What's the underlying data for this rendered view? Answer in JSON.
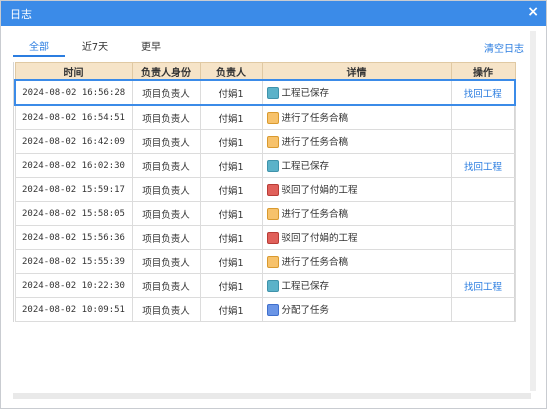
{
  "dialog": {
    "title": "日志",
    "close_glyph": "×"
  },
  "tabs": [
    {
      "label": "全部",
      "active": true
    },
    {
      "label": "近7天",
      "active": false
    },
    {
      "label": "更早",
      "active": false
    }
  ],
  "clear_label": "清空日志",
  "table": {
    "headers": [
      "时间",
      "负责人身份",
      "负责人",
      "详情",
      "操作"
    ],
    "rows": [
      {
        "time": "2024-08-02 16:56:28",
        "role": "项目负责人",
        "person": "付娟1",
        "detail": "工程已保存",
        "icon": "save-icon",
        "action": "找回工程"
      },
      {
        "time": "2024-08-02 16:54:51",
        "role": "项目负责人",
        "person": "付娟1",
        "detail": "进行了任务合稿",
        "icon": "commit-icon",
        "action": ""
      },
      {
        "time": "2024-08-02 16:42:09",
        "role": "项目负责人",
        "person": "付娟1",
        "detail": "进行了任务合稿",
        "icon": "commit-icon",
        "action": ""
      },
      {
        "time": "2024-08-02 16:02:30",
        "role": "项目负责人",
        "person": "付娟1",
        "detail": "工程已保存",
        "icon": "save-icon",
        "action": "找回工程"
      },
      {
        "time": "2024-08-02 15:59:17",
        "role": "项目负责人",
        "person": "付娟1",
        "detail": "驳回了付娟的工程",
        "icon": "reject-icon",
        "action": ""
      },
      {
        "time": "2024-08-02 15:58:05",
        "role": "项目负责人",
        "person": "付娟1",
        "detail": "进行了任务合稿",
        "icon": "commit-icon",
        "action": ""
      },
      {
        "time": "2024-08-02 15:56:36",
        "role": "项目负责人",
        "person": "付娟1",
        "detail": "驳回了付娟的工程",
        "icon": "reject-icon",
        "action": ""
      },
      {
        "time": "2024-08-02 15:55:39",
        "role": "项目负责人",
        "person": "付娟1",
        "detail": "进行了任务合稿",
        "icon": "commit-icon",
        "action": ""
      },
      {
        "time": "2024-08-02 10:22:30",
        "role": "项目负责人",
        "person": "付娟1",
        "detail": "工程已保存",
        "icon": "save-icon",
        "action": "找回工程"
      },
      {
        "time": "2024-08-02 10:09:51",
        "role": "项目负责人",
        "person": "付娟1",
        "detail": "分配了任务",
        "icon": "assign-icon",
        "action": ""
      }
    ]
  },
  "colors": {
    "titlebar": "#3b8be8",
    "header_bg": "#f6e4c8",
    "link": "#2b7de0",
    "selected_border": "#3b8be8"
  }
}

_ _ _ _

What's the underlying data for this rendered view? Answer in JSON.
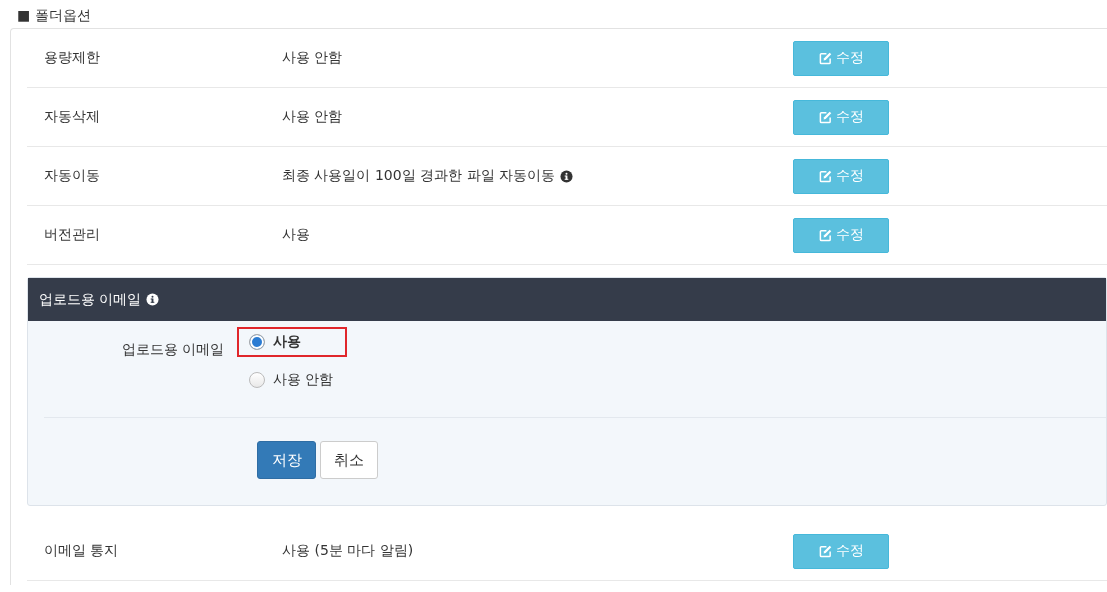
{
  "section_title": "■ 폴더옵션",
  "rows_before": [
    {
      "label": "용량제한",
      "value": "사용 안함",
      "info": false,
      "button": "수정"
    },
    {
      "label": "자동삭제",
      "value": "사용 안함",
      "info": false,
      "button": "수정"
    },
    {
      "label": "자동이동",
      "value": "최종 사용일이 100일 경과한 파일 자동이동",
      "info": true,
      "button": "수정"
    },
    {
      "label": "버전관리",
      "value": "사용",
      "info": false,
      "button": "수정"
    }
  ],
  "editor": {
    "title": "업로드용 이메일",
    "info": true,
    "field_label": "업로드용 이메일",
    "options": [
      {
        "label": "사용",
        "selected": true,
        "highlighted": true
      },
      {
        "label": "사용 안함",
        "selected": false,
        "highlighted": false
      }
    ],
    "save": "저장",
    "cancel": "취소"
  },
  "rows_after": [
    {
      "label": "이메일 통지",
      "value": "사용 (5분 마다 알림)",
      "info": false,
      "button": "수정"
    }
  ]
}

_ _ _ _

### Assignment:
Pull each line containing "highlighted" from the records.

### Output for this exercise:
        "highlighted": true
        "highlighted": false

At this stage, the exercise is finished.